One of the gifts of being a journalist is that you get to attend a range of events for the people you write about. I have two observations I didn’t get a chance to make earlier in the year.
First, physician organizations are clearly struggling with how—and how much—to keep members focused on the organizations’ strategic plans.
At the Canadian Medical Association’s annual meeting this summer, the board announced it’s considering making delegate motions at General Council advisory to the board, rather than binding.
A month later, I was at the Canadian Federation of Medical Students (CFMS) annual meeting in Kingston, Ont., where the most extensive debate was over a position paper opposing the “criminalization” of HIV infection.
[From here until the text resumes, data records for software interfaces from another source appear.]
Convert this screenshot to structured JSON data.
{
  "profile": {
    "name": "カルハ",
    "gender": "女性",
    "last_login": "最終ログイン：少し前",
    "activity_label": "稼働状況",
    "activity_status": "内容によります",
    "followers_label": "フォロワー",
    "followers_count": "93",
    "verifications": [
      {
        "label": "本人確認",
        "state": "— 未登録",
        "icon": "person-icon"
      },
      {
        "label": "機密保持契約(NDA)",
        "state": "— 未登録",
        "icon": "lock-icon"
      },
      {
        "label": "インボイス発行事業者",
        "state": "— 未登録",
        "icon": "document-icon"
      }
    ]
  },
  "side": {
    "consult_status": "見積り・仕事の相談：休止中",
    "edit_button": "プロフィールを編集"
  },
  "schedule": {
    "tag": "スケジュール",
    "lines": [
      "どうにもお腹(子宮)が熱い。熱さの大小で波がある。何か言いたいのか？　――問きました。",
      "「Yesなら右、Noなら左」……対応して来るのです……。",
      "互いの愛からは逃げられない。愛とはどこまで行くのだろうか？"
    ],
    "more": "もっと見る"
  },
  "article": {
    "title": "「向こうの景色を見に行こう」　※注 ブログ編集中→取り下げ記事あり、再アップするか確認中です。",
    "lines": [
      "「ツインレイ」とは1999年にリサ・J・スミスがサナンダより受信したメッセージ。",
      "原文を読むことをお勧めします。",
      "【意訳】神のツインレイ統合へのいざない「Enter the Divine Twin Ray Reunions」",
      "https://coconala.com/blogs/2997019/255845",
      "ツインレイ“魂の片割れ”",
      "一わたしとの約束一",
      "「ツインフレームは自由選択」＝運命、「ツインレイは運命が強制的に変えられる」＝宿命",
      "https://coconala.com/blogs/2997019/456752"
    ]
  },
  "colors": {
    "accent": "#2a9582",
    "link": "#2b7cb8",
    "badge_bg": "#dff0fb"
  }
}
The position paper passed narrowly in the end, but I found it interesting when CFMS president Bryce Durafourt said he opposed the motion because the issue was outside the scope of the CFMS and unrelated to the group’s strategic plan.
The challenge your organizations face seems to be in allowing a forum for the (often more) lively discussions that come out of the grassroots (and from individual doctors) while still focusing on core strategic directions. So a forum—but still with some punch. There have to be stakes here. Like maybe one pillar—say one-fifth—of your organization’s goals for the year come out of a “wild card” new initiative from the grassroots.
Second, I was struck this year by how often you elect reformers to high positions in your medical associations. At the Doctors of BC (formerly the BCMA) annual meeting in June, Dr. Charles Webb was elected president-elect of the group. Dr. Webb originally rose to prominence as the co-founder of B.C. Doctors for a Democratic Future, an organization of reformers concerned about how the association was being led.
We’ve seen this pattern before: Dr. Suzanne Strasberg and Dr. John Tracey were both once board members with the Coalition of Family Physicians of Ontario, which served as a watchdog group on the Ontario Medical Association (the coalition has changed its name to DoctorsOntario). Dr. Strasberg went on to be an OMA president and was just appointed chair of MD Physician Services. Dr. Tracey went on to serve on both the OMA and CMA boards.
To a great new year—of medical politics and more! MP
Follow Colin Leslie on Twitter at @MedicalPost